Rather than proceed to another specific instance of the Lord’s healing power, Matthew informs us that in the evening, Christ healed many who were brought to Him, also casting out numerous devils.  In season and out, the Lord “went about doing good.”  There was not a single case too difficult for Him to overcome.

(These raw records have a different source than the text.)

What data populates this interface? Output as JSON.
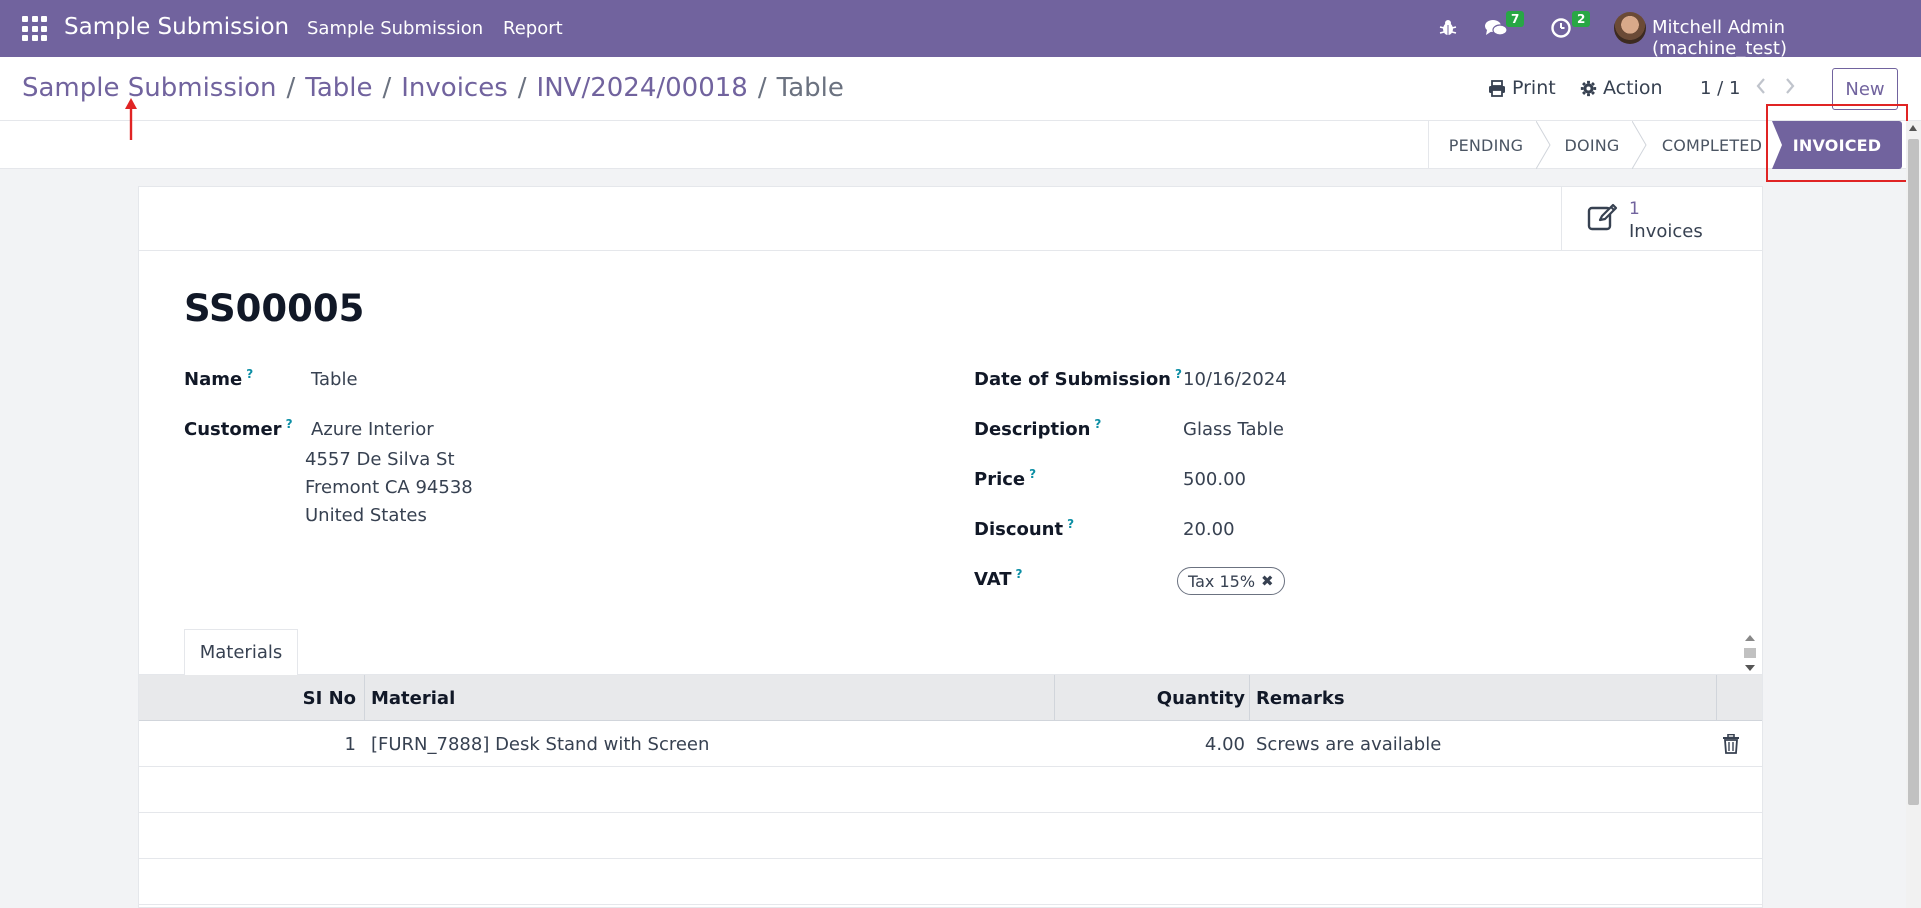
{
  "navbar": {
    "app_name": "Sample Submission",
    "menu": [
      "Sample Submission",
      "Report"
    ],
    "messages_count": "7",
    "activities_count": "2",
    "user": "Mitchell Admin (machine_test)"
  },
  "breadcrumb": {
    "items": [
      "Sample Submission",
      "Table",
      "Invoices",
      "INV/2024/00018"
    ],
    "current": "Table"
  },
  "control": {
    "print_label": "Print",
    "action_label": "Action",
    "pager": "1 / 1",
    "new_label": "New"
  },
  "status": {
    "stages": [
      "PENDING",
      "DOING",
      "COMPLETED",
      "INVOICED"
    ],
    "active": "INVOICED"
  },
  "smart_button": {
    "count": "1",
    "label": "Invoices"
  },
  "record": {
    "title": "SS00005",
    "fields": {
      "name_label": "Name",
      "name_value": "Table",
      "customer_label": "Customer",
      "customer_name": "Azure Interior",
      "customer_address": [
        "4557 De Silva St",
        "Fremont CA 94538",
        "United States"
      ],
      "date_label": "Date of Submission",
      "date_value": "10/16/2024",
      "description_label": "Description",
      "description_value": "Glass Table",
      "price_label": "Price",
      "price_value": "500.00",
      "discount_label": "Discount",
      "discount_value": "20.00",
      "vat_label": "VAT",
      "vat_tag": "Tax 15%",
      "help_mark": "?"
    }
  },
  "notebook": {
    "tab": "Materials",
    "columns": [
      "SI No",
      "Material",
      "Quantity",
      "Remarks"
    ],
    "rows": [
      {
        "si_no": "1",
        "material": "[FURN_7888] Desk Stand with Screen",
        "quantity": "4.00",
        "remarks": "Screws are available"
      }
    ]
  },
  "colors": {
    "brand": "#71639e",
    "highlight": "#e02424",
    "badge": "#28a745",
    "help": "#0d8fa5"
  }
}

We ought to be encouraged by this, and bring our difficulties and infirmities to Christ both day and night, readily expecting to receive succor from Him.  “He is faithful and just to forgive us our sins, and to cleanse us from all unrighteousness.”  Matthew also says that these mighty deeds were done to fulfill the prophecy of Isaiah 53:4.  In the Authorized Version we render it, “He hath borne our griefs and carried our sorrows,” but Matthew’s translation gives it, “Himself took our infirmities, and bare our sicknesses.”  Regardless, there need not be any conflict between the slightly differing translations.  Very likely that prophetic utterance regarded both Christ’s healing ministry, and also His great atonement, in which He bore a staggering load of grief and sorrow in making propitiation for our sins.